(via Smashingl Lists)
A. R says
9 January 2013 at 11:06 pm
Great source of atropine!
9 January 2013 at 11:59 pm
Gasp. That’s no moon!
StevoR, fallible human being says
10 January 2013 at 12:39 am
No star either.
10 January 2013 at 12:49 am
Kinda off topic (but I got interested, then sidetracked)
Check out: Rhizanthes infanticida & Hydnora africana.
I’ll leave you to discover the wonders of the Underground Orchid!
Some plants are just plain weird!
10 January 2013 at 12:56 am
Oooh look here it is!
Ladies and gentleman: Rhizantheria gardneri.
Isn’t evolution amazing!
10 January 2013 at 1:04 am
Idiot! I meant Rhizanthella gardneri. My apologies.
10 January 2013 at 1:45 am
Maybe neither star nor moon but an impressive flower anyhow o’course!
10 January 2013 at 8:24 am
Moonflowers are wonderful, I grow some every year. However, did you realize that the Smashing Lists description is pushing woo? And has mistakes all over the place!
Moon flowers (Botanical name: Ipomoea) are called moon flowers because they bloom in moonlight. These are beautiful pink or white flowers. The flowers quickly open at night and last the entire night. They close when the sunlight touches their petals. The plant has a height of up to 15 feet. The propagation is by seed. The flower should by planted when the moon is new or increasing.
As an obsessive gardener, the whole plant by the moon variety of woo is a massive peeve of mine, and harder to stamp out than kudzu.
The author also seems to be conflating two species of Ipomoea, the moonflower Ipomoea alba and the large root morning glory Ipomoea macrorhiza. Neither requires moonlight for blooming. The moonflowers I grow, Ipomoea alba , open in late afternoon and hold their blooms until the sunlight begins to intensify the next morning. Large root morning glories are considered noxious weeds in some places, and I have seen them blooming under a hot July sun in the middle of an open field.
So, what is the nerd equivalent of “This is why we can’t have nice things”? You know, when you have a perfectly nice picture of a beautiful flower with a lyrical name like ‘moonflower’, but you can’t sit back and enjoy it because your inner geek is flailing about shrieking “Error! Error!” and you’re completely unable to just let it go?
10 January 2013 at 9:24 am
Looks like Datura. one of mine over-wintered last year and took over the flower bed. Some nights I had more than 30 blooms open. Very fragrant, too.
10 January 2013 at 9:46 am
I thought it looked more Datura than Ipomoea, too; but it was called Ipomoea in the blurb. Don’t know why I thought the genus would be correct when so much else was wrong. I guess the violent ‘ARGH!’ response to the planting by the moon woo locked me onto the written errors and made me forget the picture identification error.

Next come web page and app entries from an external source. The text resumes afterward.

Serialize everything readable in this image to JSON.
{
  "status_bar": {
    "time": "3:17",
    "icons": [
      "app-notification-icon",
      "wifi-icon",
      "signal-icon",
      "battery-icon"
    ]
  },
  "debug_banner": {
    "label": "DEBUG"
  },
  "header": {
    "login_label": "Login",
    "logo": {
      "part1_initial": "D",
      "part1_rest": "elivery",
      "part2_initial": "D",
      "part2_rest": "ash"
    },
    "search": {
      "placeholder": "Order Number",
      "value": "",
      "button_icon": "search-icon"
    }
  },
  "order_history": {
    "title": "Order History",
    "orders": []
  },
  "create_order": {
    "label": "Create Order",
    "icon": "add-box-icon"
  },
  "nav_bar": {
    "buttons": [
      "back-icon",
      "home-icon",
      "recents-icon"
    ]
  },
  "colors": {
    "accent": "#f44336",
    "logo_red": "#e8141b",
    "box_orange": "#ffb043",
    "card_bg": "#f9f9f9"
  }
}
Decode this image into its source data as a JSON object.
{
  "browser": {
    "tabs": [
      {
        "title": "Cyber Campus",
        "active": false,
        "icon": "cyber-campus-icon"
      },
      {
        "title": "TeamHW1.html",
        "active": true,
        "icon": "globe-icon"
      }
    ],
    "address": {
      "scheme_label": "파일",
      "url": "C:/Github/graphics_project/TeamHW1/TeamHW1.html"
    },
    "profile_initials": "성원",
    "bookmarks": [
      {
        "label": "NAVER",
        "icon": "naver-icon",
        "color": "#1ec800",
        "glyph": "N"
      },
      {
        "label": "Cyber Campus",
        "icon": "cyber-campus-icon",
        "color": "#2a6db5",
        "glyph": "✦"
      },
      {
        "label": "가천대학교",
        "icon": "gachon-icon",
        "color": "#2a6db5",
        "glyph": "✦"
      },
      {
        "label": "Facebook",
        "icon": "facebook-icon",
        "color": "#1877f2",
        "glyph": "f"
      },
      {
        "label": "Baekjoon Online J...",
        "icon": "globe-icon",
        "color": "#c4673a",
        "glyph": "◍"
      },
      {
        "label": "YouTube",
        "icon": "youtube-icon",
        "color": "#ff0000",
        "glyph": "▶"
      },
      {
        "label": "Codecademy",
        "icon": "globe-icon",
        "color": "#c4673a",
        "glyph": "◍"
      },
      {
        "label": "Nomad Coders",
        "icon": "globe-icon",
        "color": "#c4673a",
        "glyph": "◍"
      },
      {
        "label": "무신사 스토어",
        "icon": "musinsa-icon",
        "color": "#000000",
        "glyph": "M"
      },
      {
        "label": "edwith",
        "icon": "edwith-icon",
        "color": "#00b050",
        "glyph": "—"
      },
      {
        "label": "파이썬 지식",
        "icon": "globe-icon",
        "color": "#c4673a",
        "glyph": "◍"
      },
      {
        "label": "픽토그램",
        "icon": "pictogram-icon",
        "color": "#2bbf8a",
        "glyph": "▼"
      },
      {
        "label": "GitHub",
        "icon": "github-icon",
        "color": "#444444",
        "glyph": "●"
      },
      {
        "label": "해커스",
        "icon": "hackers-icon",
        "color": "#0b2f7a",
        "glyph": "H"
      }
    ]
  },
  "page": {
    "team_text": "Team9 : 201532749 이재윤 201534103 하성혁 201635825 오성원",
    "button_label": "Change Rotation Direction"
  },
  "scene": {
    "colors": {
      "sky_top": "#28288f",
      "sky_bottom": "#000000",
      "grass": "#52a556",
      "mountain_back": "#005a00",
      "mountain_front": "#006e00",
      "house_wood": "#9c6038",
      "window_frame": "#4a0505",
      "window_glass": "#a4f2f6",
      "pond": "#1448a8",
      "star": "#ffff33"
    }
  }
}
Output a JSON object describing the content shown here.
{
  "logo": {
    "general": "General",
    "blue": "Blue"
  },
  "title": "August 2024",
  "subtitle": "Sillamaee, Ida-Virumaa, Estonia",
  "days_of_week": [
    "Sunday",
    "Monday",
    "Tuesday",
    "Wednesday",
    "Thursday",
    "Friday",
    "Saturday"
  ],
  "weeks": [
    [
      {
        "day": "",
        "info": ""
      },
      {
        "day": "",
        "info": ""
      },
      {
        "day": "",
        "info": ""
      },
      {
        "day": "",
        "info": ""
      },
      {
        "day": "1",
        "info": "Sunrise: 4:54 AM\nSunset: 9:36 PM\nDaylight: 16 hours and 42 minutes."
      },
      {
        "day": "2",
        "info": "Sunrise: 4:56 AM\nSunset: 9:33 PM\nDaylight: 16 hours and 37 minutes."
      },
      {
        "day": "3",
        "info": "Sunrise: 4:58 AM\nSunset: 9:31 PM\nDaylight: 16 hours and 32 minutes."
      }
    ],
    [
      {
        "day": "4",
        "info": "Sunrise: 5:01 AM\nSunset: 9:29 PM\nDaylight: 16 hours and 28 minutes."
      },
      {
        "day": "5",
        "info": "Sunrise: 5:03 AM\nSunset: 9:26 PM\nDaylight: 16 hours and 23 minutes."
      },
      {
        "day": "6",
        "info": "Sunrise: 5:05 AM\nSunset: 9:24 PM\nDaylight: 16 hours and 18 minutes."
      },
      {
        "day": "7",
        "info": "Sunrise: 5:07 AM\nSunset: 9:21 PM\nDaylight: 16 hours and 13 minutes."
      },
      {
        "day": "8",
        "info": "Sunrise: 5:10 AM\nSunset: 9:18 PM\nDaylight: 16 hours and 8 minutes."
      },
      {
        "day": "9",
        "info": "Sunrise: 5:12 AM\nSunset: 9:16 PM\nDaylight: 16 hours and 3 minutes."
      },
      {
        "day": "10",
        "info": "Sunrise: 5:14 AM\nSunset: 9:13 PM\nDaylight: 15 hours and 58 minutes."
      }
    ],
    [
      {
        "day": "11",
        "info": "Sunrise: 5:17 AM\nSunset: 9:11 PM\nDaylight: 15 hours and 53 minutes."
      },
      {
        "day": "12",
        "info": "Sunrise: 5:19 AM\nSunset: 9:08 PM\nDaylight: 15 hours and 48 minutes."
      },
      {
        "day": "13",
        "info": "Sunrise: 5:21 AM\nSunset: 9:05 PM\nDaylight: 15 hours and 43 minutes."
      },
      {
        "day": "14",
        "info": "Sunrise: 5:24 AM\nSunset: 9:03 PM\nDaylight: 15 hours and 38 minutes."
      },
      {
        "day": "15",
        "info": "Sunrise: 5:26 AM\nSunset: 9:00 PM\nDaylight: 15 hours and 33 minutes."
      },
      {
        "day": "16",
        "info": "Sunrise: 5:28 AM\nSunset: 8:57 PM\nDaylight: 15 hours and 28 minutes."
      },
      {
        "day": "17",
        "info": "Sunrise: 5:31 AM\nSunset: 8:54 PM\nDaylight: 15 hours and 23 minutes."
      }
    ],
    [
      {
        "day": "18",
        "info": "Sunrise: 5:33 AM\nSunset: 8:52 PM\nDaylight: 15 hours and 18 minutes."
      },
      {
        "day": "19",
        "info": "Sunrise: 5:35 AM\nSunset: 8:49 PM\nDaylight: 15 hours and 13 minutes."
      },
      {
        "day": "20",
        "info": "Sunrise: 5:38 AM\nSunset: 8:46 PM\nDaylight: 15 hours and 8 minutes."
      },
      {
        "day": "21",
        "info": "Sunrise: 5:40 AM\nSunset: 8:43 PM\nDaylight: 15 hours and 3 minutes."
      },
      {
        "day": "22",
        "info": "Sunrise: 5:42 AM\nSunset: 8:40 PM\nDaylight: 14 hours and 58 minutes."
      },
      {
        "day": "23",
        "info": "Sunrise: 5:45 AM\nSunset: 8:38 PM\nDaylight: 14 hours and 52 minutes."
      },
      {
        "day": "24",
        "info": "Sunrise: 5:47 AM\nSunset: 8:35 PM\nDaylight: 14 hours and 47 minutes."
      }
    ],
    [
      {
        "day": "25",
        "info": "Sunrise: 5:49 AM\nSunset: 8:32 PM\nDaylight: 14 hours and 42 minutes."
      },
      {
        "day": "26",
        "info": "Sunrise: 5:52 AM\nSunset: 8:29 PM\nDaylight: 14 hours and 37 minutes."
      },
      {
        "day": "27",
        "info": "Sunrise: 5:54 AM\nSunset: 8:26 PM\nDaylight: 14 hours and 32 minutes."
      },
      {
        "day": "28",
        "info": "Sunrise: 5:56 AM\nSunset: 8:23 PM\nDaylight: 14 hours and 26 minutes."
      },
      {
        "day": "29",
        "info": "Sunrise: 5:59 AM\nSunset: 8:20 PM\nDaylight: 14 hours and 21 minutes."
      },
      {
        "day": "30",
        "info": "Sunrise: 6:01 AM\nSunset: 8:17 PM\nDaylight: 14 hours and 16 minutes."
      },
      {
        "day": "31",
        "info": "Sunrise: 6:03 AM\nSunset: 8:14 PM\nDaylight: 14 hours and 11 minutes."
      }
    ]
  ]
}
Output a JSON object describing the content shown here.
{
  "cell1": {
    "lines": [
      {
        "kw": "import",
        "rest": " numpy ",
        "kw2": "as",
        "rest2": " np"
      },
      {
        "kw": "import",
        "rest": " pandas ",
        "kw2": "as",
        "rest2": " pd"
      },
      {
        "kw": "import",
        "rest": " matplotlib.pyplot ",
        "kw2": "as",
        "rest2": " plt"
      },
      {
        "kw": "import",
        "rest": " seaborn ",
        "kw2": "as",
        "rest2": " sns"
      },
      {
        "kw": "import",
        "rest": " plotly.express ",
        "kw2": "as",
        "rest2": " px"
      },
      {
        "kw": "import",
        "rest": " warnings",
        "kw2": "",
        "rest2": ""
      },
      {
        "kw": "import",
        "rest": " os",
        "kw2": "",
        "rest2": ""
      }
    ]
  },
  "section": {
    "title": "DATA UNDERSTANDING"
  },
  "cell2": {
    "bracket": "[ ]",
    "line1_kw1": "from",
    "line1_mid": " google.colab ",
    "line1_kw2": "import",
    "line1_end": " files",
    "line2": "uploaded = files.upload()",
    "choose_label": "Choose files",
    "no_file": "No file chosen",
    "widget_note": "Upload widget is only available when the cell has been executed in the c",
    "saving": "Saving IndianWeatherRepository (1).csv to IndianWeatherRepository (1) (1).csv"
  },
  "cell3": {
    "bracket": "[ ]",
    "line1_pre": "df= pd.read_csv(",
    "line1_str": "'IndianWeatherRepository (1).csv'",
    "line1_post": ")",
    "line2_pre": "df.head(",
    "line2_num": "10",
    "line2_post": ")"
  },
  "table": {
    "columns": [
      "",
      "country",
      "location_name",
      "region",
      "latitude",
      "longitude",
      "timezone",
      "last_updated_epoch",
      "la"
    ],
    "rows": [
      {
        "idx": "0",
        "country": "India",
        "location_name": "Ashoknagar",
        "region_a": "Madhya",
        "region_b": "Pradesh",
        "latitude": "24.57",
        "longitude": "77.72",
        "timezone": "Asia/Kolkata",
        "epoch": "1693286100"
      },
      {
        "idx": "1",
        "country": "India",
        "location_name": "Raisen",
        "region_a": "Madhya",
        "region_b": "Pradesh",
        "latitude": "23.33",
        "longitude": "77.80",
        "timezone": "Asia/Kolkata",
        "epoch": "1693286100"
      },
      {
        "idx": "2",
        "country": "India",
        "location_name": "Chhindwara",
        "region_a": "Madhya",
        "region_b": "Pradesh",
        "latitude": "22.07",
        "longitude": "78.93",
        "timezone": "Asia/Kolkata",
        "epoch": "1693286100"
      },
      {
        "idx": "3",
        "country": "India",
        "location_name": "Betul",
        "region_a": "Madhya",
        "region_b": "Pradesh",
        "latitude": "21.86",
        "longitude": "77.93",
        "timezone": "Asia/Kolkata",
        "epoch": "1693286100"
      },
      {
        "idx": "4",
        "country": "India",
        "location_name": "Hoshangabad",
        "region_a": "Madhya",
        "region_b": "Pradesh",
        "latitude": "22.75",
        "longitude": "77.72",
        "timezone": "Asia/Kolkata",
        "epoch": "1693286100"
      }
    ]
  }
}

10 January 2013 at 9:48 am
Definitely Datura. Love those flowers, and I love how they look when they’re just about to open and just done closing. Also like how the chickens don’t pick them bare :) Yey toxic plants?
10 January 2013 at 10:49 am
At first blush, I too thought of Datura, but the blooms don’t look large enough and the tube they live in during the day seem to be absent in the other photos.
They are indeed quite toxic (the primary reason we haven’t had them in our yard – too many curious kids around), but their aroma is exquisite!
Strom und Drang says
10 January 2013 at 3:02 pm
I agree, it looks like a datura to me.
I have one of these trying to take over the front yard, and when its blossoms open, bees come from all around to pollinate them. Sometimes large bumblebees get stuck inside the deep, narrow funnels of the flowers; the petal surface is too smooth for them to get any purchase with their feet and they’re trapped in a space too tight to flap their wings.
I think the bumblebees usually get out eventually. I’m a bleeding heart though, so whenever I walk by the datura, I always stop to gently shake distressed bees out of the flowers.
11 January 2013 at 12:46 pm
What an oddity – a flower with rotation symmetry but broken reflection symmetry due to that twirling. Reducing its symmetry from D5 to C5.